Almost 8,000 shootings per year associated with hot weather, US study reveals

A memorial to the victims of the July 4th mass shooting in Highland Park, IL on Friday 8 July 2022.
A memorial to the victims of the July 4th mass shooting in Highland Park, IL on Friday 8 July 2022.   -   Copyright  Christopher Dilts / Reuters
By Angela Symons

A US study has found a significant link between gun violence and high temperatures.

Researchers from the University of Washington examined the 100 worst cities for shootings in the US. They found almost 8,000 cases coincided with unseasonably warm weather.

As a driver of rising temperatures and heatwaves, climate change could therefore be contributing to violent shootings.

“Climate change, which may elevate daily temperatures above normal ranges, may contribute to increased firearm violence over time,” say the researchers, whose study was published in the medical journal Jama Network Open this month.

How does gun violence relate to hot weather?

Previous studies have theorised that since warmer temperatures increase stress hormones, they could heighten the potential for violent behaviour.

Gun violence was already known to rise in summer months, though the effect of heat on aggression was only one factor. Higher temperatures could also increase time spent outdoors, creating more potential for social interaction and disputes.

By focusing on the daily temperature variation by region, this latest study - the largest of its kind - was able to draw links between weather and gun violence outside of seasonal trends.

It showed that above average temperatures at any time of year were associated with a rise in shootings.

As climate change drives up temperatures, the high risk season could extend into spring and autumn, and the number of summer days when the risk is highest could increase, the researchers warn.

How was the study on weather and gun violence carried out?

The study, by researchers from the University of Washington’s School of Social Work, analysed the 100 most populous cities in the US with the highest number of shootings from 2015 to 2020. This included shootings where at least one person was killed or injured, but not suicides.

This data was compared with maximum daily temperatures by city, controlling for seasonality and long term trends. Results were pooled overall and by climate region.

A total of 116,511 shootings in 100 cities were analysed. Around 6.85 per cent of all shootings, or almost 8,000 cases, were attributable to hotter than average days.

For most cities, the peak temperature for shootings fell between 29°C and 32°C. An increase was also seen on days where temperatures were only moderately above average.

How bad is gun violence in the USA?

The study’s researchers call gun violence “a leading public health crisis in the US.” This is no exaggeration.

Guns are the leading cause of death for children and teenagers, and account for 77 per cent of all homicides in the US.

In 2020, 45,222 people died from gun-related injuries in the US, according to the Centers for Disease Control and Prevention (CDC). There were almost seven firearm homicides per 100,000 people.

Firearm homicides are almost twice as common in urban areas compared with rural areas.

How can cities combat rising temperatures?

Climate adaptation strategies can be used to reduce daily temperatures in cities.

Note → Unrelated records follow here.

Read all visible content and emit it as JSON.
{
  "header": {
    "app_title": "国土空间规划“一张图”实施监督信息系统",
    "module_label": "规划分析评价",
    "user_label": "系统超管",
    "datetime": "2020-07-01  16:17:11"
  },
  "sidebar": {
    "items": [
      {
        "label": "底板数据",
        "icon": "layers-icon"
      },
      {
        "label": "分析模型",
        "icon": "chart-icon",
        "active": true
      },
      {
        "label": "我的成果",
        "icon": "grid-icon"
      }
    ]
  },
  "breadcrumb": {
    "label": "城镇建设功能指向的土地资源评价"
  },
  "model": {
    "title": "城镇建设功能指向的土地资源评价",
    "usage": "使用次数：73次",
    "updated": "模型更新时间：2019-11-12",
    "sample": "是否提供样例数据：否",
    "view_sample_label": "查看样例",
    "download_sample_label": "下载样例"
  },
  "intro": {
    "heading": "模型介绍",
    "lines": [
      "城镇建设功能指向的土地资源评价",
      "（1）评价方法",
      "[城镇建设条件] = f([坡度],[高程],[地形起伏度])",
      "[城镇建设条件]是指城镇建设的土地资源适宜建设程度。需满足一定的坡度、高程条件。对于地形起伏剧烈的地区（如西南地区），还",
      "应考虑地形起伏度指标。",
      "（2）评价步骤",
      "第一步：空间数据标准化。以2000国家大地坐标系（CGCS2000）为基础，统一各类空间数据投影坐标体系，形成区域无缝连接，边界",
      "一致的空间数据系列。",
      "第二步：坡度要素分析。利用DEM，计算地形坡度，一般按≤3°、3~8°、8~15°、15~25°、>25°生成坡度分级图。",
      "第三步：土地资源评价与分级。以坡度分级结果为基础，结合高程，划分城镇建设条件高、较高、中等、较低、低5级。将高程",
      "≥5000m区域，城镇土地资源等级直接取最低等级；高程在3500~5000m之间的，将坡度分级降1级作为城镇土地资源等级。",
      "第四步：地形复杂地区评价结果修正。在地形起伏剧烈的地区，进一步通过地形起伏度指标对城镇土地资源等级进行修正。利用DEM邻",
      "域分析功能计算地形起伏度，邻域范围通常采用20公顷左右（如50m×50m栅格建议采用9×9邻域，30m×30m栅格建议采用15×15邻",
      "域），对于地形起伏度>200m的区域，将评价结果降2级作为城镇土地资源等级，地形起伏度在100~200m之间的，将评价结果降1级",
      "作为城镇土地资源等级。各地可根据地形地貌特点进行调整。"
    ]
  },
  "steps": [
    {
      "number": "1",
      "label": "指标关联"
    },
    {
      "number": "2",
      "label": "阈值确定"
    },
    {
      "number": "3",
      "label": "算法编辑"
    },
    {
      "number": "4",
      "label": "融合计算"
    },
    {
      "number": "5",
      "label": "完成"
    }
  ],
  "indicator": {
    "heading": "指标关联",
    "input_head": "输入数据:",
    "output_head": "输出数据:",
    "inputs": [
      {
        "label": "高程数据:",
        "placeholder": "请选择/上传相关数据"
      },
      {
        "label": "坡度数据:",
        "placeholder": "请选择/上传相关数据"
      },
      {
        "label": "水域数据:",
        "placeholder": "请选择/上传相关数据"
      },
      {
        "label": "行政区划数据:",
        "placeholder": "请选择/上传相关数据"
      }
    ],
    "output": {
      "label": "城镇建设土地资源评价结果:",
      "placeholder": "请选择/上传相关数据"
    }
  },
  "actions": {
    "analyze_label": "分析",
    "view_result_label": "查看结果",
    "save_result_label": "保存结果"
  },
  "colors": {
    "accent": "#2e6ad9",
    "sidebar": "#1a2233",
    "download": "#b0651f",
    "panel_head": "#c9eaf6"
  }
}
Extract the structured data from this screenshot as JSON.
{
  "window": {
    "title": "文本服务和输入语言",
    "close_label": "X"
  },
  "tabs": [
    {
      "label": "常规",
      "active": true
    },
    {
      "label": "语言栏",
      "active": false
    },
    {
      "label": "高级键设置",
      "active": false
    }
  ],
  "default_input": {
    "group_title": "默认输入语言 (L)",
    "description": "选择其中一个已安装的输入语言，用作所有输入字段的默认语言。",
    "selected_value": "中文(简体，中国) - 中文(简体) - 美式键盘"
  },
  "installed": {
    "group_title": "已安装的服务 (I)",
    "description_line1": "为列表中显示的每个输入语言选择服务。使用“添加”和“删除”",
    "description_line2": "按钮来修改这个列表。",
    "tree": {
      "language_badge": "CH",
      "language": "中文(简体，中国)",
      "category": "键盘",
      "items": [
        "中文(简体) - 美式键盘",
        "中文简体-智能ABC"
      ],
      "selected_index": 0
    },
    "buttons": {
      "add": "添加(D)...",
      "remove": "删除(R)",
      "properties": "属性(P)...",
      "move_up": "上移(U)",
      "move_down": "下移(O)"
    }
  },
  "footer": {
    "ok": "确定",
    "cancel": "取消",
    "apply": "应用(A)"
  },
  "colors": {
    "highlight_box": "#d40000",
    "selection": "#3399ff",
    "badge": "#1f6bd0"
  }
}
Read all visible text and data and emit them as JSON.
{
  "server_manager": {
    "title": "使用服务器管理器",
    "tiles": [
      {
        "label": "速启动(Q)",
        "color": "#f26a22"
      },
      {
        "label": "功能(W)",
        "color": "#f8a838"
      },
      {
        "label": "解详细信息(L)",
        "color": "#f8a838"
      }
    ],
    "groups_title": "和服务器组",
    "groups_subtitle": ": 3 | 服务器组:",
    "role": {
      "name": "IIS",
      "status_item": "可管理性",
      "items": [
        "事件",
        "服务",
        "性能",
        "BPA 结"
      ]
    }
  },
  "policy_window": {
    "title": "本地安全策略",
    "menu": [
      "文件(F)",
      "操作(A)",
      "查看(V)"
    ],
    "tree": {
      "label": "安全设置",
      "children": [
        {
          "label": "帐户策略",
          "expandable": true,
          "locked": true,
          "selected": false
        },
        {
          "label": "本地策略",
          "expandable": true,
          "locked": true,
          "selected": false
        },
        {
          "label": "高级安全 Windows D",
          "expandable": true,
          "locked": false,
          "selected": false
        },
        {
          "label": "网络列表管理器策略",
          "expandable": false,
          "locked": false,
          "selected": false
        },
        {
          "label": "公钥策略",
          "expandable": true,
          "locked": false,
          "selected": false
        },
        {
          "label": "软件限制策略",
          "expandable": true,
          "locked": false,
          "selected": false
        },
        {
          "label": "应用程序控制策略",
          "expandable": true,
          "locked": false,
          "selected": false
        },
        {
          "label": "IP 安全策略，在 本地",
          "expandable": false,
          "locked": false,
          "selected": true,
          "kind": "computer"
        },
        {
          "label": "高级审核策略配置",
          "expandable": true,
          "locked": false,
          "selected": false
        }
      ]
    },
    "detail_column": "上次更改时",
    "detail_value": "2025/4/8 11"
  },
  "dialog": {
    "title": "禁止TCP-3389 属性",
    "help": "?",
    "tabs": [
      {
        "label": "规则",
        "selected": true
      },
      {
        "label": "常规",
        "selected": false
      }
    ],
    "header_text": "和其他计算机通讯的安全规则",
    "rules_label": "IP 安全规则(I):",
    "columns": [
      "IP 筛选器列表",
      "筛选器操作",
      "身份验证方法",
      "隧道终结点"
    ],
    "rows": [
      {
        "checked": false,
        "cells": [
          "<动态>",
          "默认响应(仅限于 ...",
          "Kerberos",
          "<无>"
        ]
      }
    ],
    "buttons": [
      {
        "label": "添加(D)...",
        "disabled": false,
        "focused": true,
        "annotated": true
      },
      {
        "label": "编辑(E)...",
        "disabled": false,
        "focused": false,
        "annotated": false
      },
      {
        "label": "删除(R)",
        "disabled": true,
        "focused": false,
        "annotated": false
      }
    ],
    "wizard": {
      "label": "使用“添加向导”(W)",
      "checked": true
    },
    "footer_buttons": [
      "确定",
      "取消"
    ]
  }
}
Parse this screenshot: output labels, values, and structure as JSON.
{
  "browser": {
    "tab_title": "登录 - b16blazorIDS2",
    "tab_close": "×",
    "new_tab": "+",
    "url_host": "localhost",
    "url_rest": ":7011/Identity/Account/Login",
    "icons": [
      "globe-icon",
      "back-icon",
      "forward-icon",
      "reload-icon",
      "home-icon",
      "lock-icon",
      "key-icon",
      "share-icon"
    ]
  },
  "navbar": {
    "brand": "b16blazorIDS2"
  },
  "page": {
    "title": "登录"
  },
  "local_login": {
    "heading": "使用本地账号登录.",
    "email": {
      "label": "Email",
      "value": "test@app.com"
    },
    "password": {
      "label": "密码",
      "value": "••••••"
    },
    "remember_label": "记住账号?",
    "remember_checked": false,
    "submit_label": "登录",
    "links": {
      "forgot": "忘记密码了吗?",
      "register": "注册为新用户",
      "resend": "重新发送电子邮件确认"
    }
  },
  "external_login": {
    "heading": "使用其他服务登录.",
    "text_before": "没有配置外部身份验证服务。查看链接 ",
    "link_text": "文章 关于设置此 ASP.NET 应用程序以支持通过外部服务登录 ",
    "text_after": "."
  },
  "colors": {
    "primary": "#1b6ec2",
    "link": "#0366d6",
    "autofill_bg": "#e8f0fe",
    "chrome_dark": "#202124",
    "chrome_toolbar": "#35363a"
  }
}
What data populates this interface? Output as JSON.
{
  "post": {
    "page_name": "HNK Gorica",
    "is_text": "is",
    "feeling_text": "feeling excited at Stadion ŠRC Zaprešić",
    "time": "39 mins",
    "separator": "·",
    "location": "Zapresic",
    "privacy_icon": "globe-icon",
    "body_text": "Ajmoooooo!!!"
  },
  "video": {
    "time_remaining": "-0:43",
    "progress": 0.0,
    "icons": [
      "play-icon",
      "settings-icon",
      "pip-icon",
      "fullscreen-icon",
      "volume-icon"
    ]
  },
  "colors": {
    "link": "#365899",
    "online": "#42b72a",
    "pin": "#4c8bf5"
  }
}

This can be done through changes to the built environment, such as increasing tree cover and green spaces.

Trees cool their environments not only by providing shade, but by releasing cooling water vapour through their leaves, and by reducing the urban ‘heat island’ effect. This is when the sun’s rays are absorbed by dark surfaces like tarmac.

Reflective surfaces can also help. Light coloured surfaces reflect solar radiation back into the atmosphere and store less heat than dark colours. This can be applied by painting roofs, buildings and roads in light shades.

Designing buildings in a way that reduces the need for air conditioning is another solution. Instead of glass exteriors, adaptive facades with window shades that adjust with the weather conditions are growing more popular.